Democrat Aaron Woolf now knows who his Republican opponent will be in the election for Congress in the North Country, and today he has put forward steps he wants Congress to adopt, such as not paying members of Congress if they don’t approve a budget.
A day after Elise Stefanik’s strong victory over Matt Doheny in the Republican primary in the 21st Congressional District, Woolf has outlined an agenda that focuses on what his campaign is calling “Five Steps to Change Congress” in an effort to counter the “frustration so many feel about Congress.”As a major motivator for his entry into the race, the campaign statement cites “the need for citizen representatives unencumbered by the special interests in Washington, D.C. and untainted by the toxic partisanship in the U.S. House of Representatives.”
His outline makes special note of the “widespread frustration surrounding the government shutdown and reckless brinksmanship over the debt limit.”
The five steps, as listed in a statement from his campaign office, are:
· No budget, no pay for Congress – for real
· No funding for, nor use of, a taxpayer-funded gym or salon and barber shop by members of Congress on the public dime.

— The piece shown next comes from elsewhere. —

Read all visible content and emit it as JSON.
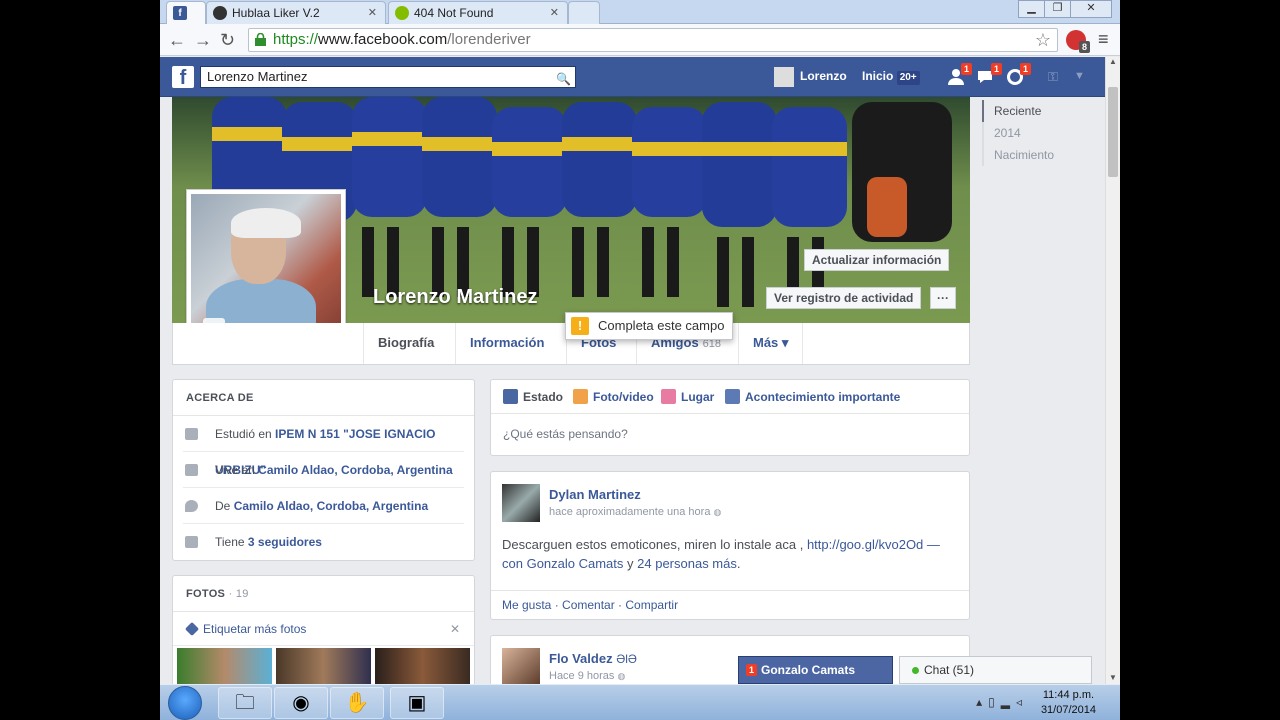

It is unconscionable that numerous individuals in the House of Representatives took advantage of these perks during the shutdown of the government while federal employees could not get paid.
· No funding for, nor use of, taxpayer money to pay for the rent or lease of vehicles.

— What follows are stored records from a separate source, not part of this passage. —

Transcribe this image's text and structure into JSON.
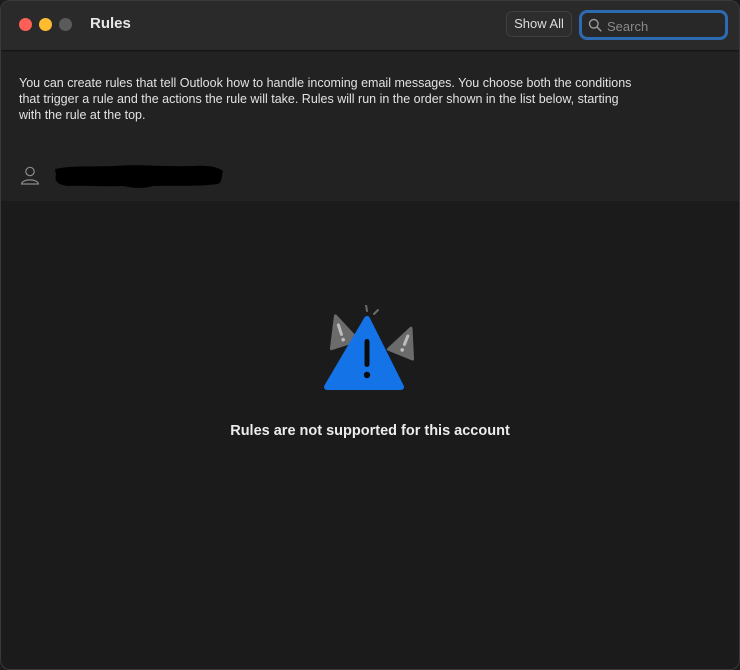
{
  "window": {
    "title": "Rules"
  },
  "toolbar": {
    "show_all_label": "Show All",
    "search_placeholder": "Search",
    "search_value": ""
  },
  "description": "You can create rules that tell Outlook how to handle incoming email messages. You choose both the conditions that trigger a rule and the actions the rule will take. Rules will run in the order shown in the list below, starting with the rule at the top.",
  "account": {
    "icon": "person-icon"
  },
  "empty_state": {
    "icon": "warning-triangle-icon",
    "message": "Rules are not supported for this account"
  },
  "colors": {
    "accent": "#2c6bb1",
    "warning_blue": "#1473e6",
    "close": "#fe5f57",
    "minimize": "#febc2e"
  }
}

· No funding for, nor use of, health care “perks” that are not available to the general public. Numerous lawmakers that have voted repeatedly to repeal the Affordable Care Act have voted for themselves taxpayer-funded lifetime health care plans.
· No travel under the “charter jet” loophole allowing members of Congress to use political campaign funds to upgrade a privately-funded flight to first class travel.
“Washington needs our bipartisan, cooperative spirit—we do not need more of Washington’s divisive attitudes determining how we live here,” Woolf, a filmmaker from Elizabethtown and Manhattan, is quoted as saying in the statement. “I plan to adopt these common sense reforms to demonstrate that what is fair in the North Country, like personally paying for personal benefits that we utilize, is also fair in Washington.
“We should be directing hard-earned taxpayer money towards creating jobs, investing in our region, and growing our economy, not for plush congressional benefits. As a Congressman, I will live by the same rules that apply to my fellow New York 21 residents.”
Woolf’s hold on the Democratic ballot line is secure, and now he knows he will be facing Stefanik in the 12 counties in the district, for the seat being relinquished by Democratic incumbent Bill Owens.
Stefanik, of Willsboro, has also won the Conservative Party line on the ballot, while her primary opponent Matt Doheny of Watertown will also be on the ballot, but only on the Independence Party line.
Also on the ballot will be Green Party baker Matt Funiciello of Glens Falls.